WHAT IS NEEDED:
Word for word, copy the entire listing.

++++++++

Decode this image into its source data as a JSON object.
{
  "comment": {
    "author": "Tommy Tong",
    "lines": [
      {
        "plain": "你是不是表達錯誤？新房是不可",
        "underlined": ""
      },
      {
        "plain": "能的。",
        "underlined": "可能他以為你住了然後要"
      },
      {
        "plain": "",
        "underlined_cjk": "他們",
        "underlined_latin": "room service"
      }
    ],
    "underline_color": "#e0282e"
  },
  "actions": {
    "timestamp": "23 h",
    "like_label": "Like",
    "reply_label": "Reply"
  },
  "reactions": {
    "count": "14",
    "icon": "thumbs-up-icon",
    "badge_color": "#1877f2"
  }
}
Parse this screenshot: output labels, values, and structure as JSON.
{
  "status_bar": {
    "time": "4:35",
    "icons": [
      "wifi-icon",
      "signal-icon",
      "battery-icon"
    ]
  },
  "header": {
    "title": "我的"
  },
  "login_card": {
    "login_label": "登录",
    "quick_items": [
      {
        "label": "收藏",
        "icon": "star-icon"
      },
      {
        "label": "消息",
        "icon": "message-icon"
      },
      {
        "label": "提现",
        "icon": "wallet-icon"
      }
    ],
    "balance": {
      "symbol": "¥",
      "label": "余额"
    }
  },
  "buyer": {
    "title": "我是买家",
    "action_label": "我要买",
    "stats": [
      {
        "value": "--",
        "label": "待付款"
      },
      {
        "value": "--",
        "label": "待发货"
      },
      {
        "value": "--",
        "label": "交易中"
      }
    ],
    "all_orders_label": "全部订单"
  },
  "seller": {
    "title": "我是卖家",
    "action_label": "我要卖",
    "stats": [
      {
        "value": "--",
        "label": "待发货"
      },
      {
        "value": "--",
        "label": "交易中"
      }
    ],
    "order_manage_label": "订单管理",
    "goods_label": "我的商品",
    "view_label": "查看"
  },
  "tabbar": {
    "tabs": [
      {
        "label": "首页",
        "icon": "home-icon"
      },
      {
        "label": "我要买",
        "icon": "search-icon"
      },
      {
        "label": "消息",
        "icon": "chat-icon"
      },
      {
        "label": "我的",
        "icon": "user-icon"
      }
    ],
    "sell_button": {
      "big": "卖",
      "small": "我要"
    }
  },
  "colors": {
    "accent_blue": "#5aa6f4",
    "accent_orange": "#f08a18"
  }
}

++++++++

PROBLEM SOLUTION:
Decode this image into its source data as a JSON object.
{
  "comment": {
    "author": "Tommy Tong",
    "lines": [
      {
        "plain": "你是不是表達錯誤？新房是不可",
        "underlined": ""
      },
      {
        "plain": "能的。",
        "underlined": "可能他以為你住了然後要"
      },
      {
        "plain": "",
        "underlined_cjk": "他們",
        "underlined_latin": "room service"
      }
    ],
    "underline_color": "#e0282e"
  },
  "actions": {
    "timestamp": "23 h",
    "like_label": "Like",
    "reply_label": "Reply"
  },
  "reactions": {
    "count": "14",
    "icon": "thumbs-up-icon",
    "badge_color": "#1877f2"
  }
}
Parse this screenshot: output labels, values, and structure as JSON.
{
  "status_bar": {
    "time": "4:35",
    "icons": [
      "wifi-icon",
      "signal-icon",
      "battery-icon"
    ]
  },
  "header": {
    "title": "我的"
  },
  "login_card": {
    "login_label": "登录",
    "quick_items": [
      {
        "label": "收藏",
        "icon": "star-icon"
      },
      {
        "label": "消息",
        "icon": "message-icon"
      },
      {
        "label": "提现",
        "icon": "wallet-icon"
      }
    ],
    "balance": {
      "symbol": "¥",
      "label": "余额"
    }
  },
  "buyer": {
    "title": "我是买家",
    "action_label": "我要买",
    "stats": [
      {
        "value": "--",
        "label": "待付款"
      },
      {
        "value": "--",
        "label": "待发货"
      },
      {
        "value": "--",
        "label": "交易中"
      }
    ],
    "all_orders_label": "全部订单"
  },
  "seller": {
    "title": "我是卖家",
    "action_label": "我要卖",
    "stats": [
      {
        "value": "--",
        "label": "待发货"
      },
      {
        "value": "--",
        "label": "交易中"
      }
    ],
    "order_manage_label": "订单管理",
    "goods_label": "我的商品",
    "view_label": "查看"
  },
  "tabbar": {
    "tabs": [
      {
        "label": "首页",
        "icon": "home-icon"
      },
      {
        "label": "我要买",
        "icon": "search-icon"
      },
      {
        "label": "消息",
        "icon": "chat-icon"
      },
      {
        "label": "我的",
        "icon": "user-icon"
      }
    ],
    "sell_button": {
      "big": "卖",
      "small": "我要"
    }
  },
  "colors": {
    "accent_blue": "#5aa6f4",
    "accent_orange": "#f08a18"
  }
}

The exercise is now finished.